Humans are incredibly adaptable. You can put us into the most bizarre situations, and we somehow learn to cope; eventually, we even begin to accept an untenable situation as almost normal. Unfortunately, this happens in medicine, too. Arrogance, ego, and hierarchy have become entrenched within the culture of medicine. This has led to what Dr. Peter Pronovost describes as “normalization of deviance.” . . . . To have an impact on the millions of misdiagnoses that occur each year physicians are going to have to overcome some ingrained behaviors.
Although some signs and symptoms are obvious indicators of a particular condition, many others are ambiguous and require sleuthing, intuition, testing, and modern technology to determine a correct diagnosis. . . . Ultimately, the most important component to successful diagnosis will be good communication and collaboration between patients, nurses, and physicians. That requires attentive listening by health professionals. Patients need to be able to tell their stories without being interrupted. Seemingly trivial details may provide the key to unlocking a mystery.
Top 10 Questions to Ask to Reduce Diagnostic Disasters
· What are my primary concerns and symptoms?
Think about a conversation with your physician as if it were a noisy cell phone conversation with a friend. . . . Your doctor may be preoccupied or just not hearing everything you are saying clearly. . . . . The same thing is essential when you tell your story to your physician. Ask her to “teach back” to you what she heard. That way you will be sure she got all the key points.
· How confident are you about this diagnosis?
Getting the diagnosis right requires a healthy degree of open-mindedness and the realization that something else might be going on. Encourage your doctor to share his level of uncertainty about your diagnosis.
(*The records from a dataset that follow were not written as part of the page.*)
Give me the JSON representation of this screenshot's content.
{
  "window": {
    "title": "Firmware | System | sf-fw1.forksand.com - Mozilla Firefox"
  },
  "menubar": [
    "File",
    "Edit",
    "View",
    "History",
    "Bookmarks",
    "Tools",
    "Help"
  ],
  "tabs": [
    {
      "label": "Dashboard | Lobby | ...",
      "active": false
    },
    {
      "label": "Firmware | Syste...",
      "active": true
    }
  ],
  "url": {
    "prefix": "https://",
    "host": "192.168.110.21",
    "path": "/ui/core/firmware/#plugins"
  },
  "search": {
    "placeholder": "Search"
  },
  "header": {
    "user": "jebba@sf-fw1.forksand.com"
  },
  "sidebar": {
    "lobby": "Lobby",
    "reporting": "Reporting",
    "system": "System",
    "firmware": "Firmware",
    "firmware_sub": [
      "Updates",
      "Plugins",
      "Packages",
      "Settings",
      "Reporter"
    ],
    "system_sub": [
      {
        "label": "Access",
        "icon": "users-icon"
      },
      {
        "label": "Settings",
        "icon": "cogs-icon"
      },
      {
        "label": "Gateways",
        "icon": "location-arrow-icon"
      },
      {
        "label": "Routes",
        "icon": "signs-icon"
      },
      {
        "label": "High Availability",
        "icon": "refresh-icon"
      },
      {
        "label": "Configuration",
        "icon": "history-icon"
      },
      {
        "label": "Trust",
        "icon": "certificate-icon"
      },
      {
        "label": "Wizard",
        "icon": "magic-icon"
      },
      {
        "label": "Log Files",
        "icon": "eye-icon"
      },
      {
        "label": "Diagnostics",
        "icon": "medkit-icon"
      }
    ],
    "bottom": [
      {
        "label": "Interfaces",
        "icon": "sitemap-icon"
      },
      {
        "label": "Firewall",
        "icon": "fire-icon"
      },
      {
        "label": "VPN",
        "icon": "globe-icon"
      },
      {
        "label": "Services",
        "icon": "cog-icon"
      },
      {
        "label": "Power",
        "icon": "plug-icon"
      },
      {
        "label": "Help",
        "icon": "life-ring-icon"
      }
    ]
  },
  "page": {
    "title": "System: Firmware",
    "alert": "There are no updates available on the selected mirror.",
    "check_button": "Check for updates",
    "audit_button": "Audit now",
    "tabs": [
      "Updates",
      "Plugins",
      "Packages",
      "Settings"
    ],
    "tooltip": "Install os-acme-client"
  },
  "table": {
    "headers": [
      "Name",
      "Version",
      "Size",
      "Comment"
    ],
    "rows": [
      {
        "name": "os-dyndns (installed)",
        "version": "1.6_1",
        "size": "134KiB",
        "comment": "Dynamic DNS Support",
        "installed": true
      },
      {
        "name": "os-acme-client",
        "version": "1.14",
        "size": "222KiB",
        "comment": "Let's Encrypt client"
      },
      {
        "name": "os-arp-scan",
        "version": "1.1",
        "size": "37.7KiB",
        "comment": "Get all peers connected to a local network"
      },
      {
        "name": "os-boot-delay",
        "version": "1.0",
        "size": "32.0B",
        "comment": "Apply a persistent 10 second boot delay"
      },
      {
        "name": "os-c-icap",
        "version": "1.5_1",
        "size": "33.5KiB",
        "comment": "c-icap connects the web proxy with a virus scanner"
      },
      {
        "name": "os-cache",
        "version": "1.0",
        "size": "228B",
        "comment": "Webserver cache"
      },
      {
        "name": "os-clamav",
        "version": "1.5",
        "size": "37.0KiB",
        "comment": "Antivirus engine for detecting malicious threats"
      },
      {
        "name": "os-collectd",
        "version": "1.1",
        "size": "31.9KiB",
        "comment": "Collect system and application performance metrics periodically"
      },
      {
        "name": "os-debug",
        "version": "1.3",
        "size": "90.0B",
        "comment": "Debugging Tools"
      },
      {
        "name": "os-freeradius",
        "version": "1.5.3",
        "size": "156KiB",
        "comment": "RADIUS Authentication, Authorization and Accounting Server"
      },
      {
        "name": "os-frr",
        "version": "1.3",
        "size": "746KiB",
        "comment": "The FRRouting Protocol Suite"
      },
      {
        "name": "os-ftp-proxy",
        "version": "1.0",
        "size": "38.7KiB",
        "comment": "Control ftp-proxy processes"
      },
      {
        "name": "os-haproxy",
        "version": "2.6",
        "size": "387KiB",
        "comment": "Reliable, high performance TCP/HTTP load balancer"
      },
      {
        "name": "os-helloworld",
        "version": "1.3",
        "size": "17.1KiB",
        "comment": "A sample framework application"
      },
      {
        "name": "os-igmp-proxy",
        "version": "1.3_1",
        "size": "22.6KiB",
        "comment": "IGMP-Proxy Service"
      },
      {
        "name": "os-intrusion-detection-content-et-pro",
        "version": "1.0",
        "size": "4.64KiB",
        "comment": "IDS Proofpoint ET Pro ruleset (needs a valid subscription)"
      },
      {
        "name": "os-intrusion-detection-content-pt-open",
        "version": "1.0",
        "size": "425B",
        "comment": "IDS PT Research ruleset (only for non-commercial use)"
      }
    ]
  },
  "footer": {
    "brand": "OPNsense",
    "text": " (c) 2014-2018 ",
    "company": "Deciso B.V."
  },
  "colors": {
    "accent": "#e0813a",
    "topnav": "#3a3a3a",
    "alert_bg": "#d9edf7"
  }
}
· What further tests might be helpful to improve your confidence?
This is a slippery slope. On the one hand, you want an accurate diagnosis. . . . Finding the balance between accuracy, affordability, and safety is critical to any decision to seek additional testing.
· Will the test(s) you are proposing change the treatment plan in any way?
Most doctors are curious. That’s a good thing. They want to know what is causing your symptoms. But sometimes their curiosity can lead to expensive, invasive tests that hurt and may not change anything about your treatment.
· Are there any findings or symptoms that don’t fit your diagnosis or that contradict it?
Once a doctor anchors onto a diagnosis, it can be hard for him to dismiss it, even if there is evidence that doesn’t quite fit the pattern.
· What else could it be?
This is huge! If we had time to ask our doctor only one question, this is probably the Big Kahuna. Always ask this question regardless of how sure your physician is that he has your diagnosis nailed.
· Can you facilitate a second opinion by providing me my medical records?
This is hard. Really hard! Even though patients have the legal right to review or obtain a copy of their medical records, it takes chutzpah to ask a doctor to provide a copy. Many people fear that they will antagonize their health care provider by requesting this document. Some doctors will be annoyed, but the growing movement toward electronic medical records is encouraging patient access.
· When should I expect to see my test results?
Will you call with them, or will they come by mail or electronically? Doctors and doctors’ offices can be disorganized, just like the rest of us. They are human, after all. The trouble is that their disorganization can have life-threatening ramifications.
· What resources can you recommend for me to learn more about my diagnosis?
When a doctor gives you a scary diagnosis, it can be overwhelming. Even something fairly common like diabetes or hypertension can seem overwhelming. When you get home and process the information, you may be tempted to turn to Dr. Google for more insight about your condition. . . . The Web has an amazing amount of helpful information if used skillfully, but people may also end up scaring themselves to death with inaccurate diagnoses. Patients can benefit from this incredible tool if they are selective and consult their doctor for interpretations and recommendations.
· May I contact you by e-mail if my symptoms change or if I have an important question?
If so, what is your e-mail address? Be prepared for your doctor to say no. Most doctors reserve their e-mail for family, friends, and colleagues. Doctors seem to fear that they will be inundated by long messages and questions from patients that will take up significant amounts of their time. . . . Although there is not a lot of research on e-mail communication in medicine, the doctors’ fears appear to be unfounded.
In the world of Veterans Administration healthcare, the MyHealtheVet online system is intended to help with this aspect of your care and communication with your health care provider. However, having said that at this point it is a relatively new system and not fully mature, so don’t expect too much of it.
According to the web information (https://www.myhealth.va.gov),as a veteran or VA patient, in addition to accessing your records (at an authenticated Premium level) you may:
Use Secure Messaging to communicate online with your VA health care team. You may send messages to request or cancel VA appointments. Use it to ask about lab results or find out about a medication or health issue. Or simply to discuss other general health matters.
Part Four will discuss Mistakes Doctors Make When Prescribing Medications